Chad Clifton
Welcome back, Chad. Now go out there and block Jason Pierre-Paul, Justin Tuck and Osi Umenyiora. Clifton was as sturdy as ever in the playoffs last season and, if healthy,  I have no doubt he’ll hold his own against whomever the Giants line up across from him. If Clifton is good, and Giants defensive coordinator Perry Fewell gets frustrated and starts blitzing, Rodgers will pick it apart and the Packers will roll.



Week 14 Packers Stock Report: Rodgers and Matthews Rising, Peprah and Newhouse Falling

Great win on Sunday for the Packers. A signature win.

I’m not sure if I’d call this week’s stock report “great” or “signature,” but nonetheless, here it is:

Aaron Rodgers
After the first half, I thought this might be the week that Rodgers drops out of the rising category. Boy, than was a dumb thought. Rodgers  came to life in the second half, overcoming several dropped passes and shaky protection to keep the Packers out front and eventually put together a game-winning drive with 58 seconds left. He finished with a QB rating of 106, his lowest of the season, but I think we’ll let that slide this one time.

Clay Matthews
Can you name another player on defense that did much of anything on Sunday? Walden had a few pressures. Shields tipped away a couple of passes. Raji was active early. Otherwise, Matthews was the lone bright spot on D.

Jordy Nelson
It didn’t matter if Nelson was covered or only had a few inches to work with along the sideline, he was determined to make the catch when Rodgers threw it to him. A nice rebound game for No. 87 after a ho-hum performance against the Lions.


Greg Jennings
Not even the NFL’s silly rules about catches in the end zone could keep Jennings from scoring. After a brief slowdown in weeks nine and 10, Jennings is back on track.

Donald Driver
Two of Driver’s four catches on Sunday went for touchdowns. Not bad for an old-timer. Most importantly, Driver didn’t come down with a case of the dropsies like most of the other Packers WRs and TEs.


Charlie Peprah
Many readers pointed out in the comments section of my game summary that the loss of Nick Collins is negatively impacting Peprah. This is 100 true. Unfortunately, Collins is also not able to protect Peprah from landing in this week’s falling category.
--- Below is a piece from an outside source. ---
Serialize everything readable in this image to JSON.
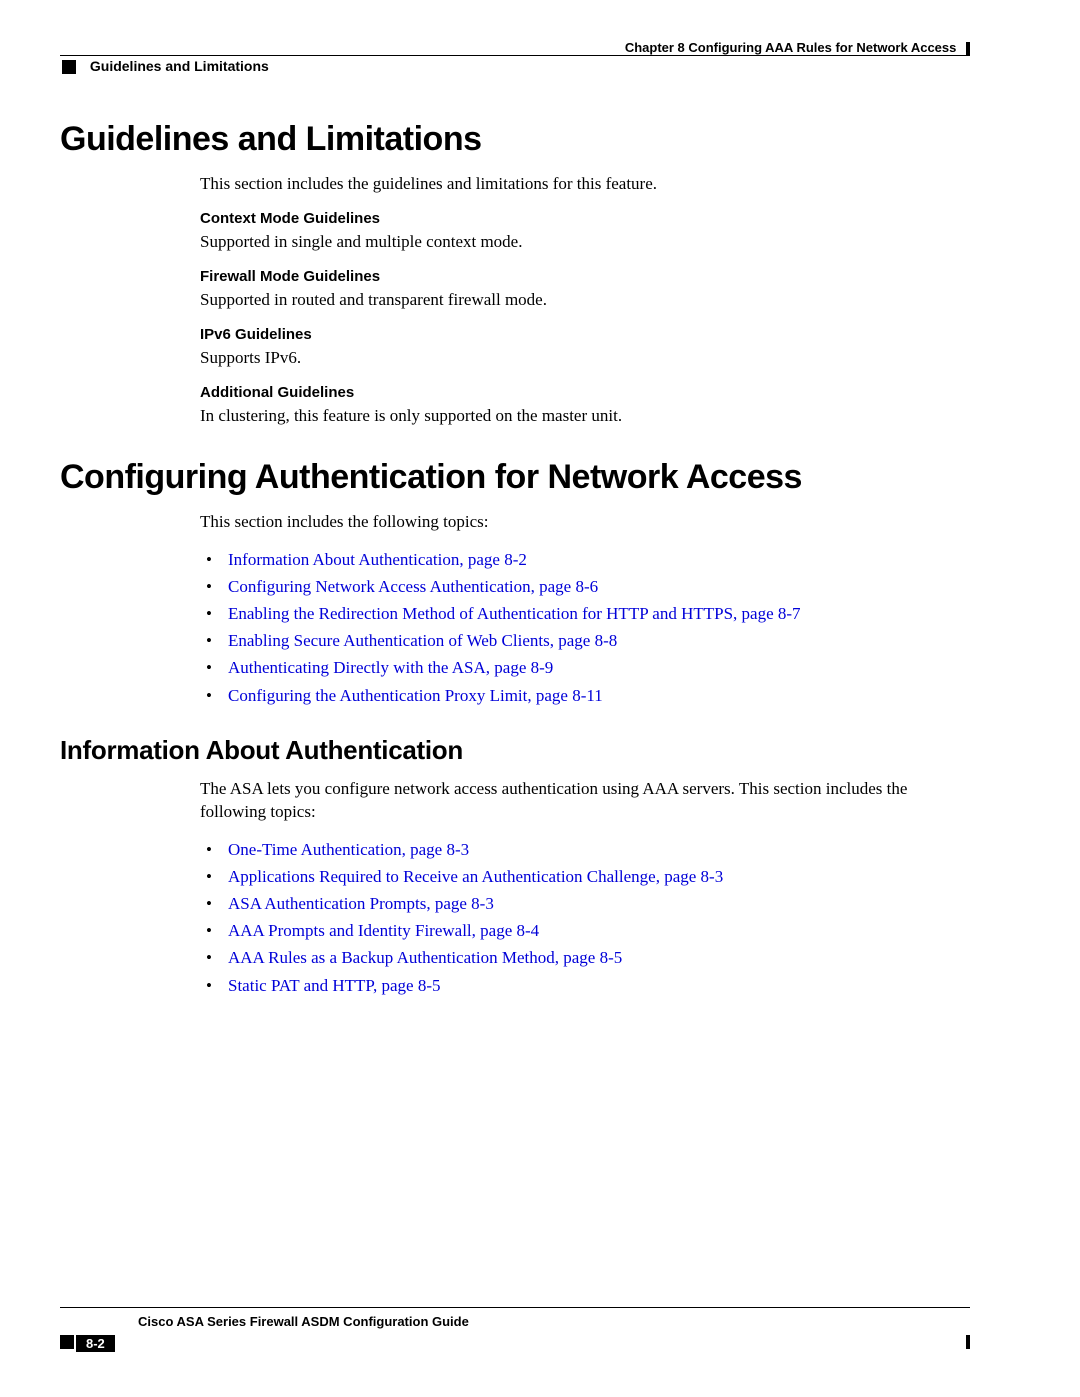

Marshall Newhouse
I really went back and forth on including Newhouse here. The Giants front four might be the best in football. Newhouse is essentially a rookie. Rodgers dropped back to pass 50 times on Sunday. Talk bout a near-impossible task. There was bound to be some pressures allowed by the young man. However, when the goal is the Super Bowl, inexperience, quality of opponent and difficult assignments are no excuse. Newhouse needs to clean it up.